[Opening Source information section]

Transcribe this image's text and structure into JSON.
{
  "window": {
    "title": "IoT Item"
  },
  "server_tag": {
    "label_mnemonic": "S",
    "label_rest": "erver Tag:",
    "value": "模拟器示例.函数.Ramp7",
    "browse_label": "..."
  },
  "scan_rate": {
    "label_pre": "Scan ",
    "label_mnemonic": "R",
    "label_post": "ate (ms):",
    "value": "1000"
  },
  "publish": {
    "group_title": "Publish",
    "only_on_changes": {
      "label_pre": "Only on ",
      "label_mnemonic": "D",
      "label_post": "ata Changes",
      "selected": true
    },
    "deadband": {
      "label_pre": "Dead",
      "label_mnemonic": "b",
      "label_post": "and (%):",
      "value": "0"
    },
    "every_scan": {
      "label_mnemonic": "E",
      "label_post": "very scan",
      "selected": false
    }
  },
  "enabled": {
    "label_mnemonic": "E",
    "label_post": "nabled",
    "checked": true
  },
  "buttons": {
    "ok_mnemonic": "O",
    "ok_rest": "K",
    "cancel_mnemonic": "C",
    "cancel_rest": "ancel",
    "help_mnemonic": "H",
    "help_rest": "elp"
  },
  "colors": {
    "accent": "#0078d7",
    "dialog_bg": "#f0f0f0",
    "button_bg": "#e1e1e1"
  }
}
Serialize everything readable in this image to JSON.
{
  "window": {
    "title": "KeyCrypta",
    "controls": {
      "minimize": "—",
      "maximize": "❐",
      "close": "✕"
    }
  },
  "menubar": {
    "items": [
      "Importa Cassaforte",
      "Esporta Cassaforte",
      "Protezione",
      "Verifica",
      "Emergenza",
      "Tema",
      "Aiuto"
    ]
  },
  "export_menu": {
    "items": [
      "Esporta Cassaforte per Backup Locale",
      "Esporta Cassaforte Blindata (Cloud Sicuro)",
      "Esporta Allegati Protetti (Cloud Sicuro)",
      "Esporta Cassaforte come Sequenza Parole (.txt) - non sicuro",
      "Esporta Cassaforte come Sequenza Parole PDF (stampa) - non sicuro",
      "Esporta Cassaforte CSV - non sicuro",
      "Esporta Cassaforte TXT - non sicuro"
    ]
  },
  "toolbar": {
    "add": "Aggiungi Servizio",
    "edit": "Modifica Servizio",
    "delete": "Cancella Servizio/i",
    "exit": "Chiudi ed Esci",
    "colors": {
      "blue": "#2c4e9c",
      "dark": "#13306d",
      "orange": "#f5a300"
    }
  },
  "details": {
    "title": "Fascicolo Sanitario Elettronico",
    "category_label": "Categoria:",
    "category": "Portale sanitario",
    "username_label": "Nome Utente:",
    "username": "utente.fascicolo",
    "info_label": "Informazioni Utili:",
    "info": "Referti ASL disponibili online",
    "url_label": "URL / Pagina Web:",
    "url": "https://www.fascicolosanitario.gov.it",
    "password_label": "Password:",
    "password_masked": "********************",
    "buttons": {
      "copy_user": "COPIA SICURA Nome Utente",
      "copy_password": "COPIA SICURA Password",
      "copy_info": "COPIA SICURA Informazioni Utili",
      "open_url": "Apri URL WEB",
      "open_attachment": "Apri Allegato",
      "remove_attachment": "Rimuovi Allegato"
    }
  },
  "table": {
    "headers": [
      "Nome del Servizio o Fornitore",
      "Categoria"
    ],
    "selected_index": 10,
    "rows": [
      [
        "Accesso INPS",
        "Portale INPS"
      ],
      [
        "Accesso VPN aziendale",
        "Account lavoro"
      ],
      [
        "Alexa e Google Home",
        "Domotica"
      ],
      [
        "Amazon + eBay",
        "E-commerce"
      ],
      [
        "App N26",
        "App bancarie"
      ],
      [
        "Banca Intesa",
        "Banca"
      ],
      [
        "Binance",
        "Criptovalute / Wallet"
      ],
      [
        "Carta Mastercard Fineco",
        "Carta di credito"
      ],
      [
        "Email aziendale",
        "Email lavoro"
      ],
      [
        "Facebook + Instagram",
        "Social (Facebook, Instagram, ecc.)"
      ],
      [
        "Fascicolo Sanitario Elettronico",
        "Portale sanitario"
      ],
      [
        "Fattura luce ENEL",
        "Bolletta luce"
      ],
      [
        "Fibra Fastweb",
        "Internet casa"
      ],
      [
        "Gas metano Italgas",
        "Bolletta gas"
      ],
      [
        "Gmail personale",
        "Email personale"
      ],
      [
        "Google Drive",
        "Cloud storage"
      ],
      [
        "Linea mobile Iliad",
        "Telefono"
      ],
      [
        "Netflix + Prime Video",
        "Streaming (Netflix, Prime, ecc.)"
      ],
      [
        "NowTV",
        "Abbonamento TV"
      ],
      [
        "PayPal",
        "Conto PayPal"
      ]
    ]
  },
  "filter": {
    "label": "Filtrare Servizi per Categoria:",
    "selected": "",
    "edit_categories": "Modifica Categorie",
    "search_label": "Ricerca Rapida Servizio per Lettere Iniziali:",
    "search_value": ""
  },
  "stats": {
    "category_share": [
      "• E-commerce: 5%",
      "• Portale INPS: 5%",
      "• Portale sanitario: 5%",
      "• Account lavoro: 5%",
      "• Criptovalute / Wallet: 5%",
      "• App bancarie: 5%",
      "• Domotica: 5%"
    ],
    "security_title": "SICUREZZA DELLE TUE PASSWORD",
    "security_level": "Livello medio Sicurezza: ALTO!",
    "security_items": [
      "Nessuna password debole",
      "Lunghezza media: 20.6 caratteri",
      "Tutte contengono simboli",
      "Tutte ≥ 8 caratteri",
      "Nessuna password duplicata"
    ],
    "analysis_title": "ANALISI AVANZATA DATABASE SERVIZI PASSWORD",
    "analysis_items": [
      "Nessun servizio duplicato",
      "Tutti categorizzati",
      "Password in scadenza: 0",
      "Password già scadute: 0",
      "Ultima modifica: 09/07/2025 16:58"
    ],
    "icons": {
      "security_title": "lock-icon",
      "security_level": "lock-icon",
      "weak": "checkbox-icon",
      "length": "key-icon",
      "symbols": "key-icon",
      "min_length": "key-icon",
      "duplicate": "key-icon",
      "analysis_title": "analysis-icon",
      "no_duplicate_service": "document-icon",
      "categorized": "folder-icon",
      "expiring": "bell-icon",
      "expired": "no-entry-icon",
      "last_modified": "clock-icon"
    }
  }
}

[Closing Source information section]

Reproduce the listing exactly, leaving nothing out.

Transcribe this image's text and structure into JSON.
{
  "window": {
    "title": "IoT Item"
  },
  "server_tag": {
    "label_mnemonic": "S",
    "label_rest": "erver Tag:",
    "value": "模拟器示例.函数.Ramp7",
    "browse_label": "..."
  },
  "scan_rate": {
    "label_pre": "Scan ",
    "label_mnemonic": "R",
    "label_post": "ate (ms):",
    "value": "1000"
  },
  "publish": {
    "group_title": "Publish",
    "only_on_changes": {
      "label_pre": "Only on ",
      "label_mnemonic": "D",
      "label_post": "ata Changes",
      "selected": true
    },
    "deadband": {
      "label_pre": "Dead",
      "label_mnemonic": "b",
      "label_post": "and (%):",
      "value": "0"
    },
    "every_scan": {
      "label_mnemonic": "E",
      "label_post": "very scan",
      "selected": false
    }
  },
  "enabled": {
    "label_mnemonic": "E",
    "label_post": "nabled",
    "checked": true
  },
  "buttons": {
    "ok_mnemonic": "O",
    "ok_rest": "K",
    "cancel_mnemonic": "C",
    "cancel_rest": "ancel",
    "help_mnemonic": "H",
    "help_rest": "elp"
  },
  "colors": {
    "accent": "#0078d7",
    "dialog_bg": "#f0f0f0",
    "button_bg": "#e1e1e1"
  }
}
Serialize everything readable in this image to JSON.
{
  "window": {
    "title": "KeyCrypta",
    "controls": {
      "minimize": "—",
      "maximize": "❐",
      "close": "✕"
    }
  },
  "menubar": {
    "items": [
      "Importa Cassaforte",
      "Esporta Cassaforte",
      "Protezione",
      "Verifica",
      "Emergenza",
      "Tema",
      "Aiuto"
    ]
  },
  "export_menu": {
    "items": [
      "Esporta Cassaforte per Backup Locale",
      "Esporta Cassaforte Blindata (Cloud Sicuro)",
      "Esporta Allegati Protetti (Cloud Sicuro)",
      "Esporta Cassaforte come Sequenza Parole (.txt) - non sicuro",
      "Esporta Cassaforte come Sequenza Parole PDF (stampa) - non sicuro",
      "Esporta Cassaforte CSV - non sicuro",
      "Esporta Cassaforte TXT - non sicuro"
    ]
  },
  "toolbar": {
    "add": "Aggiungi Servizio",
    "edit": "Modifica Servizio",
    "delete": "Cancella Servizio/i",
    "exit": "Chiudi ed Esci",
    "colors": {
      "blue": "#2c4e9c",
      "dark": "#13306d",
      "orange": "#f5a300"
    }
  },
  "details": {
    "title": "Fascicolo Sanitario Elettronico",
    "category_label": "Categoria:",
    "category": "Portale sanitario",
    "username_label": "Nome Utente:",
    "username": "utente.fascicolo",
    "info_label": "Informazioni Utili:",
    "info": "Referti ASL disponibili online",
    "url_label": "URL / Pagina Web:",
    "url": "https://www.fascicolosanitario.gov.it",
    "password_label": "Password:",
    "password_masked": "********************",
    "buttons": {
      "copy_user": "COPIA SICURA Nome Utente",
      "copy_password": "COPIA SICURA Password",
      "copy_info": "COPIA SICURA Informazioni Utili",
      "open_url": "Apri URL WEB",
      "open_attachment": "Apri Allegato",
      "remove_attachment": "Rimuovi Allegato"
    }
  },
  "table": {
    "headers": [
      "Nome del Servizio o Fornitore",
      "Categoria"
    ],
    "selected_index": 10,
    "rows": [
      [
        "Accesso INPS",
        "Portale INPS"
      ],
      [
        "Accesso VPN aziendale",
        "Account lavoro"
      ],
      [
        "Alexa e Google Home",
        "Domotica"
      ],
      [
        "Amazon + eBay",
        "E-commerce"
      ],
      [
        "App N26",
        "App bancarie"
      ],
      [
        "Banca Intesa",
        "Banca"
      ],
      [
        "Binance",
        "Criptovalute / Wallet"
      ],
      [
        "Carta Mastercard Fineco",
        "Carta di credito"
      ],
      [
        "Email aziendale",
        "Email lavoro"
      ],
      [
        "Facebook + Instagram",
        "Social (Facebook, Instagram, ecc.)"
      ],
      [
        "Fascicolo Sanitario Elettronico",
        "Portale sanitario"
      ],
      [
        "Fattura luce ENEL",
        "Bolletta luce"
      ],
      [
        "Fibra Fastweb",
        "Internet casa"
      ],
      [
        "Gas metano Italgas",
        "Bolletta gas"
      ],
      [
        "Gmail personale",
        "Email personale"
      ],
      [
        "Google Drive",
        "Cloud storage"
      ],
      [
        "Linea mobile Iliad",
        "Telefono"
      ],
      [
        "Netflix + Prime Video",
        "Streaming (Netflix, Prime, ecc.)"
      ],
      [
        "NowTV",
        "Abbonamento TV"
      ],
      [
        "PayPal",
        "Conto PayPal"
      ]
    ]
  },
  "filter": {
    "label": "Filtrare Servizi per Categoria:",
    "selected": "",
    "edit_categories": "Modifica Categorie",
    "search_label": "Ricerca Rapida Servizio per Lettere Iniziali:",
    "search_value": ""
  },
  "stats": {
    "category_share": [
      "• E-commerce: 5%",
      "• Portale INPS: 5%",
      "• Portale sanitario: 5%",
      "• Account lavoro: 5%",
      "• Criptovalute / Wallet: 5%",
      "• App bancarie: 5%",
      "• Domotica: 5%"
    ],
    "security_title": "SICUREZZA DELLE TUE PASSWORD",
    "security_level": "Livello medio Sicurezza: ALTO!",
    "security_items": [
      "Nessuna password debole",
      "Lunghezza media: 20.6 caratteri",
      "Tutte contengono simboli",
      "Tutte ≥ 8 caratteri",
      "Nessuna password duplicata"
    ],
    "analysis_title": "ANALISI AVANZATA DATABASE SERVIZI PASSWORD",
    "analysis_items": [
      "Nessun servizio duplicato",
      "Tutti categorizzati",
      "Password in scadenza: 0",
      "Password già scadute: 0",
      "Ultima modifica: 09/07/2025 16:58"
    ],
    "icons": {
      "security_title": "lock-icon",
      "security_level": "lock-icon",
      "weak": "checkbox-icon",
      "length": "key-icon",
      "symbols": "key-icon",
      "min_length": "key-icon",
      "duplicate": "key-icon",
      "analysis_title": "analysis-icon",
      "no_duplicate_service": "document-icon",
      "categorized": "folder-icon",
      "expiring": "bell-icon",
      "expired": "no-entry-icon",
      "last_modified": "clock-icon"
    }
  }
}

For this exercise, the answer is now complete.